━━━━━ SOURCE INFORMATION
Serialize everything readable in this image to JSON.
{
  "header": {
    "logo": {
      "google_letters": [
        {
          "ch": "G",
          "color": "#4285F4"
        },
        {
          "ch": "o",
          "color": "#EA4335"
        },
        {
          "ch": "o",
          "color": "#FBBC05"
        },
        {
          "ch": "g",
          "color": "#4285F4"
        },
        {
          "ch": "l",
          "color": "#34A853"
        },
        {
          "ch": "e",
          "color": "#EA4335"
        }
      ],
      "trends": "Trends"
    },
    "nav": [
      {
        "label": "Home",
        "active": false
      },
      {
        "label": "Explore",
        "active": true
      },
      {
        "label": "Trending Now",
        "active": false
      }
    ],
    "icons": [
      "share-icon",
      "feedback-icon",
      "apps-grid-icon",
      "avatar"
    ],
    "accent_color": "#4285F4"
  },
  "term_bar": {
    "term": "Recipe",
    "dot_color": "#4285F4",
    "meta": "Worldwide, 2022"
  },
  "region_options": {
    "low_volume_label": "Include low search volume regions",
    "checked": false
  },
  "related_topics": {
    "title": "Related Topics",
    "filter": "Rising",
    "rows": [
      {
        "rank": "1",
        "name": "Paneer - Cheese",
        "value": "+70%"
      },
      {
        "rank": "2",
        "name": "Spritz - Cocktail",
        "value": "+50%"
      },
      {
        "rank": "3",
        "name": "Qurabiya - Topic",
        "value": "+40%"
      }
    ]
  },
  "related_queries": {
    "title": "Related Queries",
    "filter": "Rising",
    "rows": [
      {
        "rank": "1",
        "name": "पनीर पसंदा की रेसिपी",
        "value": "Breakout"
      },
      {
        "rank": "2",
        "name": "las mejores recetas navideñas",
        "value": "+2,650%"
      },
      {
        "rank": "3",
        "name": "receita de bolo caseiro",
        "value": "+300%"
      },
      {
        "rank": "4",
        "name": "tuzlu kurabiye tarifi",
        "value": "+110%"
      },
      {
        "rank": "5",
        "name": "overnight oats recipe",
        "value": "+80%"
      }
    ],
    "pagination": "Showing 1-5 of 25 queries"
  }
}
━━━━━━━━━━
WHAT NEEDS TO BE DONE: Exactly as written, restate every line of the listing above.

RESPONSE AREA:
Serialize everything readable in this image to JSON.
{
  "header": {
    "logo": {
      "google_letters": [
        {
          "ch": "G",
          "color": "#4285F4"
        },
        {
          "ch": "o",
          "color": "#EA4335"
        },
        {
          "ch": "o",
          "color": "#FBBC05"
        },
        {
          "ch": "g",
          "color": "#4285F4"
        },
        {
          "ch": "l",
          "color": "#34A853"
        },
        {
          "ch": "e",
          "color": "#EA4335"
        }
      ],
      "trends": "Trends"
    },
    "nav": [
      {
        "label": "Home",
        "active": false
      },
      {
        "label": "Explore",
        "active": true
      },
      {
        "label": "Trending Now",
        "active": false
      }
    ],
    "icons": [
      "share-icon",
      "feedback-icon",
      "apps-grid-icon",
      "avatar"
    ],
    "accent_color": "#4285F4"
  },
  "term_bar": {
    "term": "Recipe",
    "dot_color": "#4285F4",
    "meta": "Worldwide, 2022"
  },
  "region_options": {
    "low_volume_label": "Include low search volume regions",
    "checked": false
  },
  "related_topics": {
    "title": "Related Topics",
    "filter": "Rising",
    "rows": [
      {
        "rank": "1",
        "name": "Paneer - Cheese",
        "value": "+70%"
      },
      {
        "rank": "2",
        "name": "Spritz - Cocktail",
        "value": "+50%"
      },
      {
        "rank": "3",
        "name": "Qurabiya - Topic",
        "value": "+40%"
      }
    ]
  },
  "related_queries": {
    "title": "Related Queries",
    "filter": "Rising",
    "rows": [
      {
        "rank": "1",
        "name": "पनीर पसंदा की रेसिपी",
        "value": "Breakout"
      },
      {
        "rank": "2",
        "name": "las mejores recetas navideñas",
        "value": "+2,650%"
      },
      {
        "rank": "3",
        "name": "receita de bolo caseiro",
        "value": "+300%"
      },
      {
        "rank": "4",
        "name": "tuzlu kurabiye tarifi",
        "value": "+110%"
      },
      {
        "rank": "5",
        "name": "overnight oats recipe",
        "value": "+80%"
      }
    ],
    "pagination": "Showing 1-5 of 25 queries"
  }
}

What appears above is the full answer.